  • Slide 5 Filtering and DRM When fingerprint is identified, content owner/licensor can choose action to take, e.g.: – Require payment – Check user’s subscription – Offer a free sample – Require user’s email address – Substitute an encrypted version – Any or all of the above Original vision of Snocap and Mashboxx network © 2007 GiantSteps 5 Media Technology Strategies
  • Slide 6 Two Points Along the Continuum Standardizing Notice and Takedown automation Filtering plus copyright registration © 2007 GiantSteps 6 Media Technology Strategies
  • Slide 7 Standardizing Takedown Notices  Agree on standard protocol for sending notice – E.g., NTML (Notice and Takedown Markup Language)  Content owner sends standard messages to network operators – Via RSS feeds or similar expedient method  Improves scalability on content owner side slightly – Problem of observing unauthorized content remains – Allows content owners to send messages to multiple network operators from same tool – And to add support for new network operators easily  Issue: requires agreement on content identification scheme – Artist and title probably not precise enough – 17 U.S.C. § 512 (3) does not specify © 2007 GiantSteps 7 Media Technology Strategies
  • Slide 8 Filtering Plus Copyright Registration  Neutral entity* Issues: – Standardizes on single acoustic  Choosing the technology fingerprinting technology – Antitrust concerns – Provides service to network – Open standards operators on cost recovery basis – Vendors want to make profits  Add fingerprint registration to – Patent coverage copyright registration process  No technology is 100% accurate  For copyright owners, cheap and – how to adjudicate disputes? scalable  Setting appropriate fees  For network operators, not too  Who pays??? expensive, questionably scalable – Content owners don’t pay for DRM… © 2007 GiantSteps Media Technology Strategies 8 *E.g., Copyright Office

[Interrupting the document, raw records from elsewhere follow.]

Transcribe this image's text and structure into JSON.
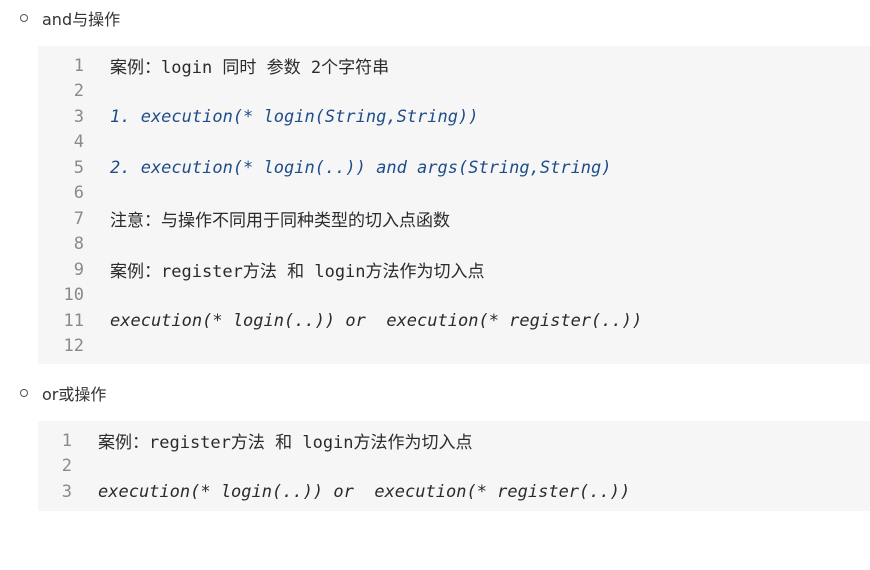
{
  "sections": [
    {
      "label": "and与操作",
      "lines": [
        "案例：login 同时 参数 2个字符串",
        "",
        "1. execution(* login(String,String))",
        "",
        "2. execution(* login(..)) and args(String,String)",
        "",
        "注意：与操作不同用于同种类型的切入点函数",
        "",
        "案例：register方法 和 login方法作为切入点",
        "",
        "execution(* login(..)) or  execution(* register(..))",
        ""
      ]
    },
    {
      "label": "or或操作",
      "lines": [
        "案例：register方法 和 login方法作为切入点",
        "",
        "execution(* login(..)) or  execution(* register(..))"
      ]
    }
  ],
  "line_numbers_1": [
    "1",
    "2",
    "3",
    "4",
    "5",
    "6",
    "7",
    "8",
    "9",
    "10",
    "11",
    "12"
  ],
  "line_numbers_2": [
    "1",
    "2",
    "3"
  ]
}
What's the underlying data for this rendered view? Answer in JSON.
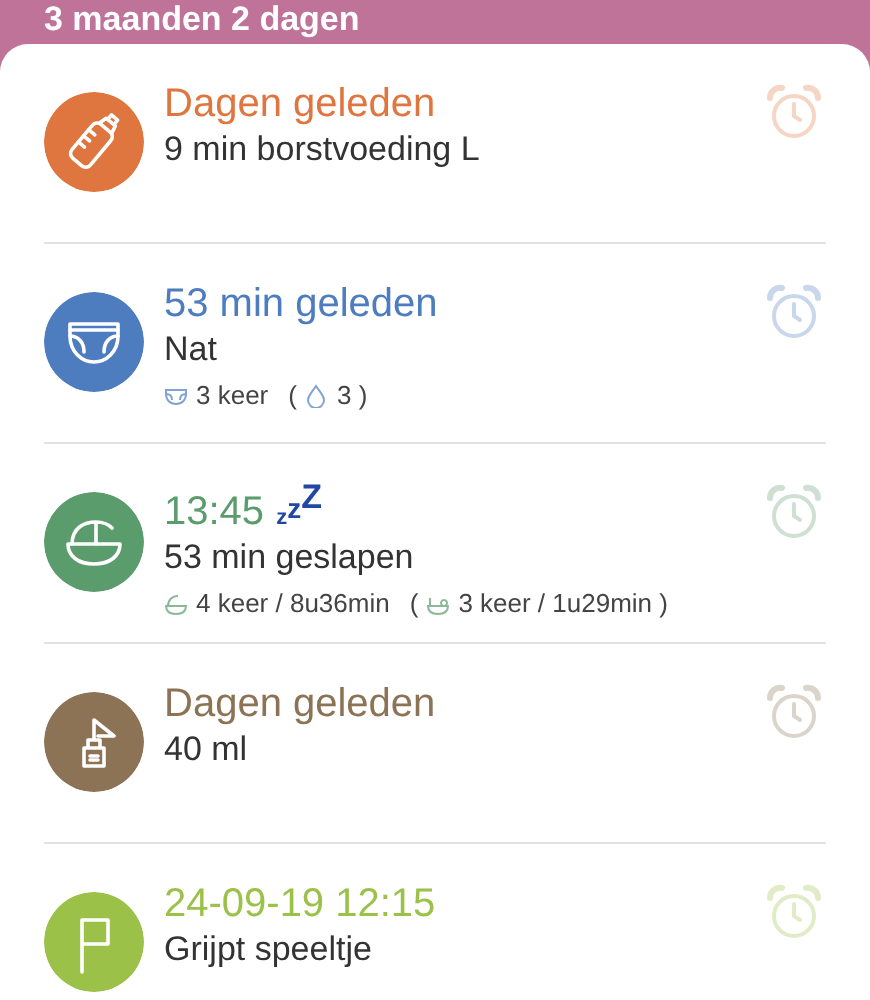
{
  "header": {
    "age": "3 maanden 2 dagen"
  },
  "entries": [
    {
      "kind": "bottle",
      "color": "#e0763f",
      "title": "Dagen geleden",
      "subtitle": "9 min borstvoeding L"
    },
    {
      "kind": "diaper",
      "color": "#4d7dbf",
      "title": "53 min geleden",
      "subtitle": "Nat",
      "stats": [
        {
          "kind": "diaper",
          "text": "3 keer"
        },
        {
          "kind": "plain",
          "text": "("
        },
        {
          "kind": "drop",
          "text": "3 )"
        }
      ]
    },
    {
      "kind": "crib",
      "color": "#5b9c6d",
      "title": "13:45",
      "badge": "zzZ",
      "subtitle": "53 min geslapen",
      "stats": [
        {
          "kind": "crib",
          "text": "4 keer / 8u36min"
        },
        {
          "kind": "plain",
          "text": "("
        },
        {
          "kind": "nap",
          "text": "3 keer / 1u29min )"
        }
      ]
    },
    {
      "kind": "pump",
      "color": "#8c7356",
      "title": "Dagen geleden",
      "subtitle": "40 ml"
    },
    {
      "kind": "flag",
      "color": "#9bc149",
      "title": "24-09-19 12:15",
      "subtitle": "Grijpt speeltje"
    }
  ]
}
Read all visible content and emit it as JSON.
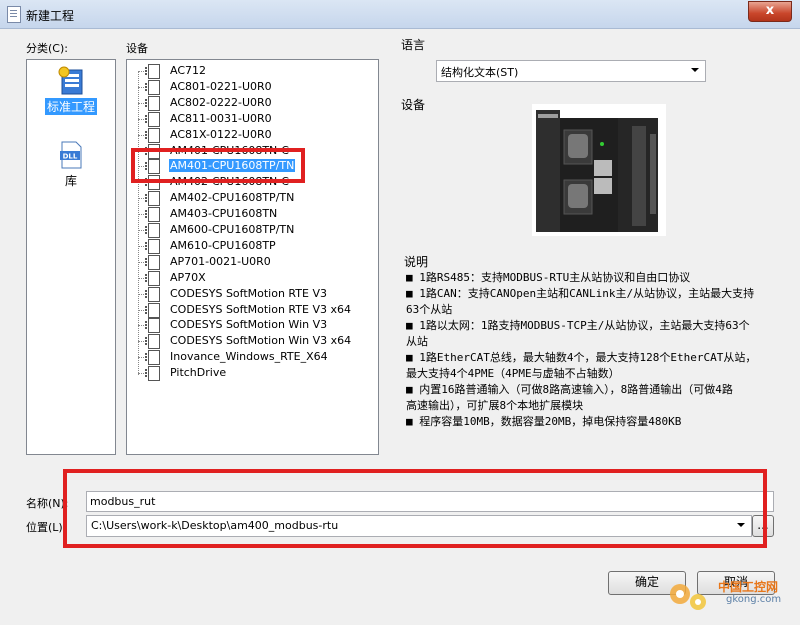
{
  "window": {
    "title": "新建工程",
    "close_glyph": "x"
  },
  "categories": {
    "label": "分类(C):",
    "items": [
      {
        "label": "标准工程",
        "icon": "project-icon",
        "selected": true
      },
      {
        "label": "库",
        "icon": "dll-library-icon",
        "icon_text": "DLL",
        "selected": false
      }
    ]
  },
  "devices": {
    "label": "设备",
    "items": [
      "AC712",
      "AC801-0221-U0R0",
      "AC802-0222-U0R0",
      "AC811-0031-U0R0",
      "AC81X-0122-U0R0",
      "AM401-CPU1608TN-C",
      "AM401-CPU1608TP/TN",
      "AM402-CPU1608TN-C",
      "AM402-CPU1608TP/TN",
      "AM403-CPU1608TN",
      "AM600-CPU1608TP/TN",
      "AM610-CPU1608TP",
      "AP701-0021-U0R0",
      "AP70X",
      "CODESYS SoftMotion RTE V3",
      "CODESYS SoftMotion RTE V3 x64",
      "CODESYS SoftMotion Win V3",
      "CODESYS SoftMotion Win V3 x64",
      "Inovance_Windows_RTE_X64",
      "PitchDrive"
    ],
    "selected": "AM401-CPU1608TP/TN"
  },
  "language": {
    "label": "语言",
    "value": "结构化文本(ST)"
  },
  "device_preview": {
    "label": "设备"
  },
  "description": {
    "label": "说明",
    "lines": [
      "■ 1路RS485：支持MODBUS-RTU主从站协议和自由口协议",
      "■ 1路CAN：支持CANOpen主站和CANLink主/从站协议，主站最大支持",
      "63个从站",
      "■ 1路以太网：1路支持MODBUS-TCP主/从站协议，主站最大支持63个",
      "从站",
      "■ 1路EtherCAT总线，最大轴数4个，最大支持128个EtherCAT从站，",
      "最大支持4个4PME（4PME与虚轴不占轴数）",
      "■ 内置16路普通输入（可做8路高速输入），8路普通输出（可做4路",
      "高速输出），可扩展8个本地扩展模块",
      "■ 程序容量10MB，数据容量20MB，掉电保持容量480KB"
    ]
  },
  "name_field": {
    "label": "名称(N):",
    "value": "modbus_rut"
  },
  "location_field": {
    "label": "位置(L):",
    "value": "C:\\Users\\work-k\\Desktop\\am400_modbus-rtu",
    "browse_label": "..."
  },
  "buttons": {
    "ok": "确定",
    "cancel": "取消"
  },
  "watermark": {
    "text": "中国工控网",
    "url": "gkong.com"
  },
  "colors": {
    "selection": "#3399ff",
    "highlight_box": "#e02020"
  }
}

  • Slide 9 Comparison 1: Manual 2: Standardized 3: Fingerprint 4: Fingerprints Notice and Notice Filtering With © Takedown Automation Registration Proactive No No Yes Yes Cost C: expensive C: somewhat C: cheap C: very cheap N: not expensive cheaper than 1 N: more N: same as 3 N: same as 1 expensive Scalability C: terrible C: a bit better C: very good C: excellent N: not good than 1 N: unknown N: unknown N: same as 1 C: Copyright Owners GiantSteps N: Network Operators © 2007 Media Technology Strategies 9
  • Slide 10 Issues that Technology Won’t Solve Who verifies identity of allegedly copyrighted work? Who gets benefit of doubt in disputes? Who pays? © 2007 GiantSteps 10 Media Technology Strategies